▸ DATASET CONTENT

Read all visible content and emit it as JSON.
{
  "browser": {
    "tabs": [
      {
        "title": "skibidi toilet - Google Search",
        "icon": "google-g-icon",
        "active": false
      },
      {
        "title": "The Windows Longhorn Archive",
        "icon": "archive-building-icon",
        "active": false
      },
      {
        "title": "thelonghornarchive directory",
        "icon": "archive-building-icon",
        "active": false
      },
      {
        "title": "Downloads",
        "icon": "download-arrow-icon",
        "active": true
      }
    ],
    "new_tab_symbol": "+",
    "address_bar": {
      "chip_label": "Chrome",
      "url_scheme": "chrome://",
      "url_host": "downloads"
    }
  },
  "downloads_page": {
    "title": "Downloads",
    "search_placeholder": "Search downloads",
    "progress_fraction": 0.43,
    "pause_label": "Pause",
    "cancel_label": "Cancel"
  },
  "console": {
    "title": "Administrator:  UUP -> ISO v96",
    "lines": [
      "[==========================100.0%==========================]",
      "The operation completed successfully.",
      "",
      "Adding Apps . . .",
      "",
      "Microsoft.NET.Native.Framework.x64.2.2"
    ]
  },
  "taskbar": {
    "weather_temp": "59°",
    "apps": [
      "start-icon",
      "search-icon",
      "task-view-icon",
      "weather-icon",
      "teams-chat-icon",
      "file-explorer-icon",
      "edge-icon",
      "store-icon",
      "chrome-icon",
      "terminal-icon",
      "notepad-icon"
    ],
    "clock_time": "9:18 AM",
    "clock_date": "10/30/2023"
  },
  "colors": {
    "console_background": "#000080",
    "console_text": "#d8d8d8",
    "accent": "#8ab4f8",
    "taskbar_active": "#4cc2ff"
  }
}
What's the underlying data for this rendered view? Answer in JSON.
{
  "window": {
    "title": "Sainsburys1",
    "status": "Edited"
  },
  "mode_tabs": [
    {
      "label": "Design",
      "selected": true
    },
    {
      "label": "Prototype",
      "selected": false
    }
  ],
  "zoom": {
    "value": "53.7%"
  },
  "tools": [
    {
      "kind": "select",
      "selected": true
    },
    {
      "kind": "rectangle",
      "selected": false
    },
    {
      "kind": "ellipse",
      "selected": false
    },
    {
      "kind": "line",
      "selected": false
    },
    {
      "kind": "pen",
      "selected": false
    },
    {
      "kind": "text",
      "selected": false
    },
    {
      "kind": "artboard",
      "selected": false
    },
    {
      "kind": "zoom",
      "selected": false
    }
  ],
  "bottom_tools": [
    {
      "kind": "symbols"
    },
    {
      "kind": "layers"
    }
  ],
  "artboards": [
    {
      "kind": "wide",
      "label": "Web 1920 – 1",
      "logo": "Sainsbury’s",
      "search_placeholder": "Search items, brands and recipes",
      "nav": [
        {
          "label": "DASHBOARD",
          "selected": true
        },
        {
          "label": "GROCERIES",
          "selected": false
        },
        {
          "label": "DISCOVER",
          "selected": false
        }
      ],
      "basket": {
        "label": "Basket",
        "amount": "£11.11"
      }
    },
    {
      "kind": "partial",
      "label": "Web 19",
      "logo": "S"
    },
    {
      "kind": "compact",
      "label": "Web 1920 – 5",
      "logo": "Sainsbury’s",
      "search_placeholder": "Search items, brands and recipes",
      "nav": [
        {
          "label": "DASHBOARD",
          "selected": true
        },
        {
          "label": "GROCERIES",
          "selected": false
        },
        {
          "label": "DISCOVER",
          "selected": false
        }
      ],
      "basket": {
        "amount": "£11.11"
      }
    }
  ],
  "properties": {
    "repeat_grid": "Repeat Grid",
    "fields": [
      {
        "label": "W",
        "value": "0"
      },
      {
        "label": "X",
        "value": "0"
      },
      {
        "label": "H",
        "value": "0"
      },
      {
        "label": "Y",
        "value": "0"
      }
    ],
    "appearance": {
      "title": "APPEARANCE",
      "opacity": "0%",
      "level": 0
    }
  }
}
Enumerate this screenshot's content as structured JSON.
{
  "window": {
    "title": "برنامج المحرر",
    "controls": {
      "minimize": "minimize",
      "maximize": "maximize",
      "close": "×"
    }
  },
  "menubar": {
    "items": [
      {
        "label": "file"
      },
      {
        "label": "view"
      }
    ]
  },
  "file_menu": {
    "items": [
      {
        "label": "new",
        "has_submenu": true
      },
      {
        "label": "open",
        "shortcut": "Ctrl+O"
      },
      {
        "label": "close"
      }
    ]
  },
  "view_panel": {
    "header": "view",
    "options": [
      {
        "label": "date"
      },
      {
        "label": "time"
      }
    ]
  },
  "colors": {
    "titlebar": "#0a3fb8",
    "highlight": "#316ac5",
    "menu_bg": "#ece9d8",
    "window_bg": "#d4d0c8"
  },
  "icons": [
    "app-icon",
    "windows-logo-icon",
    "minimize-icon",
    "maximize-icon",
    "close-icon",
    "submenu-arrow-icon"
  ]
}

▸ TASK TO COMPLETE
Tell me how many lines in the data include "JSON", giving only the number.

▸ SOLUTION BELOW
3